Say how many lines in the records contain "screenshot". The reply must consist of the number alone.

(Interface dataset entries)
_____

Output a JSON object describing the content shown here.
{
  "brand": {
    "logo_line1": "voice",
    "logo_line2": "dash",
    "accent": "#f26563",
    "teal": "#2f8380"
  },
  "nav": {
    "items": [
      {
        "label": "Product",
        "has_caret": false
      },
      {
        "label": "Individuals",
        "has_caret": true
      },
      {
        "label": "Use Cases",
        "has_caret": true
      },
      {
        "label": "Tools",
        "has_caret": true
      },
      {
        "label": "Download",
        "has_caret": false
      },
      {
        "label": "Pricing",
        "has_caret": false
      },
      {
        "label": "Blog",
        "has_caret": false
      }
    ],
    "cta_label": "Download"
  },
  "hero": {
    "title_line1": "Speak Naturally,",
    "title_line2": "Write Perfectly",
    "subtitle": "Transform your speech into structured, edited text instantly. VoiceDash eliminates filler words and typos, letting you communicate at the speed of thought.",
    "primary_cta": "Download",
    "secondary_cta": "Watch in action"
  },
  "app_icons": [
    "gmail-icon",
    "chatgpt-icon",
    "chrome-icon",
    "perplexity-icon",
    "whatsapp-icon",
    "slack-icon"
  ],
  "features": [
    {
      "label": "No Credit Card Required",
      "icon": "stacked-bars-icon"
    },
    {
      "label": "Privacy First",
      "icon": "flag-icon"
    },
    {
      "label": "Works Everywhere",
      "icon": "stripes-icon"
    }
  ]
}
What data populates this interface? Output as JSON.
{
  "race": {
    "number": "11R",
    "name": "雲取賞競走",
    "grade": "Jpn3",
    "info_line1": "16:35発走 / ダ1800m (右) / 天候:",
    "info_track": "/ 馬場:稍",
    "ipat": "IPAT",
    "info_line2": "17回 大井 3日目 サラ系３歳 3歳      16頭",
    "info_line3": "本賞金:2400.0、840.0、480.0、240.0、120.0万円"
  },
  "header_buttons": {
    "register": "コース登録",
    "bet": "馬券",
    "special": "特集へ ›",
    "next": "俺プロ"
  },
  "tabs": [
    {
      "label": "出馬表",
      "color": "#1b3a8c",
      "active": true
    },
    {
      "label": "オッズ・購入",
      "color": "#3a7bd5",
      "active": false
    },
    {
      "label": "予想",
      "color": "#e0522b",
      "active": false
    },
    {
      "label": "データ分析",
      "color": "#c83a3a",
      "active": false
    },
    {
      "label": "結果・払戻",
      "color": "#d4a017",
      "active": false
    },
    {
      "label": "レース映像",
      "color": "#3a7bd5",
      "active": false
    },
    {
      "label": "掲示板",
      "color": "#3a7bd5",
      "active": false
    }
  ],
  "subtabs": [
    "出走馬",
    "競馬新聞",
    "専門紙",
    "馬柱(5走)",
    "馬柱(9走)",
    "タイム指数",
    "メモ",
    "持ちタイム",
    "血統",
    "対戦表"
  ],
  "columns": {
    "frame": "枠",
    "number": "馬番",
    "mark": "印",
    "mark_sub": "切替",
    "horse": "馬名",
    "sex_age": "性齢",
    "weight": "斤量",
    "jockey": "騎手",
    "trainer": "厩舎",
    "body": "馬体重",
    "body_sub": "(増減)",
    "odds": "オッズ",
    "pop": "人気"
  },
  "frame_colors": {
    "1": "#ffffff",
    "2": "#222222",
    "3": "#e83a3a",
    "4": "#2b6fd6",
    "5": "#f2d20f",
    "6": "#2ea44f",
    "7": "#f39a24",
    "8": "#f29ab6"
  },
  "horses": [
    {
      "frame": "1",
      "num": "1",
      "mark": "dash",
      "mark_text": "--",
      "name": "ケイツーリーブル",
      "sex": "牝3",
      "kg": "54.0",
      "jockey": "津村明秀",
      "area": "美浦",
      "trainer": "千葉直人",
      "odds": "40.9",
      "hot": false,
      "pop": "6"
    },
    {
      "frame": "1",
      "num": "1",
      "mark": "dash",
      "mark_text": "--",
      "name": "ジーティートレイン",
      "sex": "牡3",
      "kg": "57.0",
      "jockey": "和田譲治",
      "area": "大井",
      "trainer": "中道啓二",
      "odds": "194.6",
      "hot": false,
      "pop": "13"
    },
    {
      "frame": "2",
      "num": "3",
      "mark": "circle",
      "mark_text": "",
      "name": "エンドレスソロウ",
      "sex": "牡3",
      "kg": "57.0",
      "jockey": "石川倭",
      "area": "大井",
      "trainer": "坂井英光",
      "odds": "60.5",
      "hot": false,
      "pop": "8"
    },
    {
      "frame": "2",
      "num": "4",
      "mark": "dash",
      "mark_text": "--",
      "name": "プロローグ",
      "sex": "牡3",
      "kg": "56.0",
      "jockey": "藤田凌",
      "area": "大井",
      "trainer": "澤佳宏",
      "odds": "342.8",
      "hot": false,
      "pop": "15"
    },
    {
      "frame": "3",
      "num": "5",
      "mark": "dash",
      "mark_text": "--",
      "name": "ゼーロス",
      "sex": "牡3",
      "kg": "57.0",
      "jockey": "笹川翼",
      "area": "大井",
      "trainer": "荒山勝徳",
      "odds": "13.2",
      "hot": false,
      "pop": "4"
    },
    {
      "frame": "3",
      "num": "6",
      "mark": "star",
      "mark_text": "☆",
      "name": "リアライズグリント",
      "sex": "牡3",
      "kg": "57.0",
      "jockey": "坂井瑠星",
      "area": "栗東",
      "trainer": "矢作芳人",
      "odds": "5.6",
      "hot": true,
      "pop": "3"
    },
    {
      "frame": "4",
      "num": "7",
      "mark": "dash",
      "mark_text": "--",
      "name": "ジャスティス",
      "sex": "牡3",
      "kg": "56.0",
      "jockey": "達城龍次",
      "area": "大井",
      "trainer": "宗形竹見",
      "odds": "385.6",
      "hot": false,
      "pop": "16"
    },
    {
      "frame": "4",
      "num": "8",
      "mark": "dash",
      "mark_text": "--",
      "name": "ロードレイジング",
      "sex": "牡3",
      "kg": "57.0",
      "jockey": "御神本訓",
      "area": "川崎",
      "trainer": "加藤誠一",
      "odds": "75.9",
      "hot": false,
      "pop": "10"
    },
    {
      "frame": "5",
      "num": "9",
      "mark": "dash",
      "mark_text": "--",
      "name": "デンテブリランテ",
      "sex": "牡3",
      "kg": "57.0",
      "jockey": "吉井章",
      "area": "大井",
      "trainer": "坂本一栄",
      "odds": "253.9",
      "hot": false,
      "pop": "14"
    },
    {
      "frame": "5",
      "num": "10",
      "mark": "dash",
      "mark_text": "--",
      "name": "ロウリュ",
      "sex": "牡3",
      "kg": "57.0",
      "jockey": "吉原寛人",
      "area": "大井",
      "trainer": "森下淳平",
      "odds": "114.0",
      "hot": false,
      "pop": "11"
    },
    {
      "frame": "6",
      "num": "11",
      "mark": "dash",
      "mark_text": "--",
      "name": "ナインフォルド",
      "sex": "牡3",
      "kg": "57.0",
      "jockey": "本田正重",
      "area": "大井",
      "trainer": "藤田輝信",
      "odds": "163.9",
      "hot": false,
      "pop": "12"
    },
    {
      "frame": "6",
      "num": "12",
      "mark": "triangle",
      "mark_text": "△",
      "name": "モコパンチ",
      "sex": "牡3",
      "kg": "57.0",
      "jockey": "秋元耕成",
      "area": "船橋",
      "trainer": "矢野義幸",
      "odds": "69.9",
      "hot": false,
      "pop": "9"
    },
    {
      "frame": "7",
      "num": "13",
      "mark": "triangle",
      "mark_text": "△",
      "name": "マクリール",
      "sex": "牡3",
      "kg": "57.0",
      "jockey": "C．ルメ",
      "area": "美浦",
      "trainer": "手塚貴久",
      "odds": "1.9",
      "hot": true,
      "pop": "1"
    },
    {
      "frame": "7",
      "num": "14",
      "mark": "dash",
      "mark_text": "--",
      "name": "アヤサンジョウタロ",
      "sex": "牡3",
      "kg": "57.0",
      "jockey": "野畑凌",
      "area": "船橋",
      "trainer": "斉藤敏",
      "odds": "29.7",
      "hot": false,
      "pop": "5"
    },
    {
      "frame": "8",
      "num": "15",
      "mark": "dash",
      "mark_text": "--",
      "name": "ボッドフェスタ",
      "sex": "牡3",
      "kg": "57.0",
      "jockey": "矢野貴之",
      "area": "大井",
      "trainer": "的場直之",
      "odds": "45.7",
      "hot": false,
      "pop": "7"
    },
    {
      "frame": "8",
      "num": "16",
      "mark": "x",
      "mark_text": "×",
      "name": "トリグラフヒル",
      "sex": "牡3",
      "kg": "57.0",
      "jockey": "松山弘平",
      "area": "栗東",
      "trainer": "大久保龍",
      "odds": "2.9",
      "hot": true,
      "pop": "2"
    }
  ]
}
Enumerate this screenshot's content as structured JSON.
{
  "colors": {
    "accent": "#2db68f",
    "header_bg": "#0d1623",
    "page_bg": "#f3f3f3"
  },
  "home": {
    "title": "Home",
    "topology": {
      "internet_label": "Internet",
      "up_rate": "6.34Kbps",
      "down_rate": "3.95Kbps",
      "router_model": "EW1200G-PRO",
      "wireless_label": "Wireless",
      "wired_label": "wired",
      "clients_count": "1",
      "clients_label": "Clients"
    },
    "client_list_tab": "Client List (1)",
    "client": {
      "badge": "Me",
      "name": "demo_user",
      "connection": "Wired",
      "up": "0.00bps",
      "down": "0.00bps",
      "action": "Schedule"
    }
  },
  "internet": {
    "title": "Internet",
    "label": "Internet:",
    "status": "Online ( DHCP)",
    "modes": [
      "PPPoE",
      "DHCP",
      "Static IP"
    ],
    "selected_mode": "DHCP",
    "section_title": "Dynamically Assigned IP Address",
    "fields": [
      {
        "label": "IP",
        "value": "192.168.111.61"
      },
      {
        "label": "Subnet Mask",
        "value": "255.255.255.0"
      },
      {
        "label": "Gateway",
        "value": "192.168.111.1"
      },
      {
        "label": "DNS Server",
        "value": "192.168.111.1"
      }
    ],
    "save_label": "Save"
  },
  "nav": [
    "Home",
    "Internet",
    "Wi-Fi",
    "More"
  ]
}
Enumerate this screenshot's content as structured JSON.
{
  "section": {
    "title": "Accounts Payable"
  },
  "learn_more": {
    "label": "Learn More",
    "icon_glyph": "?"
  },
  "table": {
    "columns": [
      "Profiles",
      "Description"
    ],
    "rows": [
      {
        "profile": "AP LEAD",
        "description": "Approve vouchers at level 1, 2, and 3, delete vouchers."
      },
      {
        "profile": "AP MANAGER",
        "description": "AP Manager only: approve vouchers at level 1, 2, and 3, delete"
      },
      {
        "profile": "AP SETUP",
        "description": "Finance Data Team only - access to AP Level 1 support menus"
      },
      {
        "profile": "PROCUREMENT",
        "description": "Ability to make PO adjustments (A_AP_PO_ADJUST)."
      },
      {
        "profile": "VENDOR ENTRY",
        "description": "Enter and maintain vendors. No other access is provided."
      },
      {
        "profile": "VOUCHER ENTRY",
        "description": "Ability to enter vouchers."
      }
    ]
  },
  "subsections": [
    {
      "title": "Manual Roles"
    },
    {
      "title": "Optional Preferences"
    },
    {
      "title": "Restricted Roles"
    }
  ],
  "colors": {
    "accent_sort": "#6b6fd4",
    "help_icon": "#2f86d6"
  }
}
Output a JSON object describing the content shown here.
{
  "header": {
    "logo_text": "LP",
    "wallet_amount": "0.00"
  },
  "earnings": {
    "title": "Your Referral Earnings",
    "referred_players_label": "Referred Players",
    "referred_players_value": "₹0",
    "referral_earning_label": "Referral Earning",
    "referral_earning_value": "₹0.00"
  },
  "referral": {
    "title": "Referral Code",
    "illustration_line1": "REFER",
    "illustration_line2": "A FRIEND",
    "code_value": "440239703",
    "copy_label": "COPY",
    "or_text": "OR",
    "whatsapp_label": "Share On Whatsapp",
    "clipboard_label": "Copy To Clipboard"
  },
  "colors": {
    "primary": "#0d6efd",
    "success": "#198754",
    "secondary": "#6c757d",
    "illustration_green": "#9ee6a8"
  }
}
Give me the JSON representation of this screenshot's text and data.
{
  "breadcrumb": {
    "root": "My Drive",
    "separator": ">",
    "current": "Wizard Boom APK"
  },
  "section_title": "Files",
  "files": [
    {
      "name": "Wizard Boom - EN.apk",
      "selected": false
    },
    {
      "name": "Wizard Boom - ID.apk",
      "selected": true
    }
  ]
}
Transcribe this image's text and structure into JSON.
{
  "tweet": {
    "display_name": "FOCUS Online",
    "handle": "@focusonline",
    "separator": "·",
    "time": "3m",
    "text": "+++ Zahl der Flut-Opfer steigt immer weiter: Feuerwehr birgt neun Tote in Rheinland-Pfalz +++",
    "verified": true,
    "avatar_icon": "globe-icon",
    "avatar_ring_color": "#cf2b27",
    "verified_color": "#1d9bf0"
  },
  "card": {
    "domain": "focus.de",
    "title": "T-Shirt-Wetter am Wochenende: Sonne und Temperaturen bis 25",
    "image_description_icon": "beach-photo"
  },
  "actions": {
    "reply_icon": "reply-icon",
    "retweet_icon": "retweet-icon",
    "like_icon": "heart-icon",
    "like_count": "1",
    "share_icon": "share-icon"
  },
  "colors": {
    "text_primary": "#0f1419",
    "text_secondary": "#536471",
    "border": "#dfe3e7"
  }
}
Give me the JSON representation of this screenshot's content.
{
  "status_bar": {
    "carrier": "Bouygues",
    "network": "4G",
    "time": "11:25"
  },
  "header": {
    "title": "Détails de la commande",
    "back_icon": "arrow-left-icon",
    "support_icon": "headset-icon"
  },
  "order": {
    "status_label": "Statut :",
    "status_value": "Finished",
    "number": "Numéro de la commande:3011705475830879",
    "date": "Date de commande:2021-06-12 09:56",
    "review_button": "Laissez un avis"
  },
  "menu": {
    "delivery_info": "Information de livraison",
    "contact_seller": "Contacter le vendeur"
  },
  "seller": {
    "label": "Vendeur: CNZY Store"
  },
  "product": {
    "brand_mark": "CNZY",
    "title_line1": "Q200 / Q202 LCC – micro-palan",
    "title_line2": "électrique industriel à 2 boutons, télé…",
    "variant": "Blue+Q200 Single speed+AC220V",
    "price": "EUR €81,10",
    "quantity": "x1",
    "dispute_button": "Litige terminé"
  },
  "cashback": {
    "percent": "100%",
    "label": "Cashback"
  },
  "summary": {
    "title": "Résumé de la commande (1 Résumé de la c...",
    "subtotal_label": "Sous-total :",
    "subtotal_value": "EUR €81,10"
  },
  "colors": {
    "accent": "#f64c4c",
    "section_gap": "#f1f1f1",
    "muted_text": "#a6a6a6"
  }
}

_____

WRITTEN ANSWER
4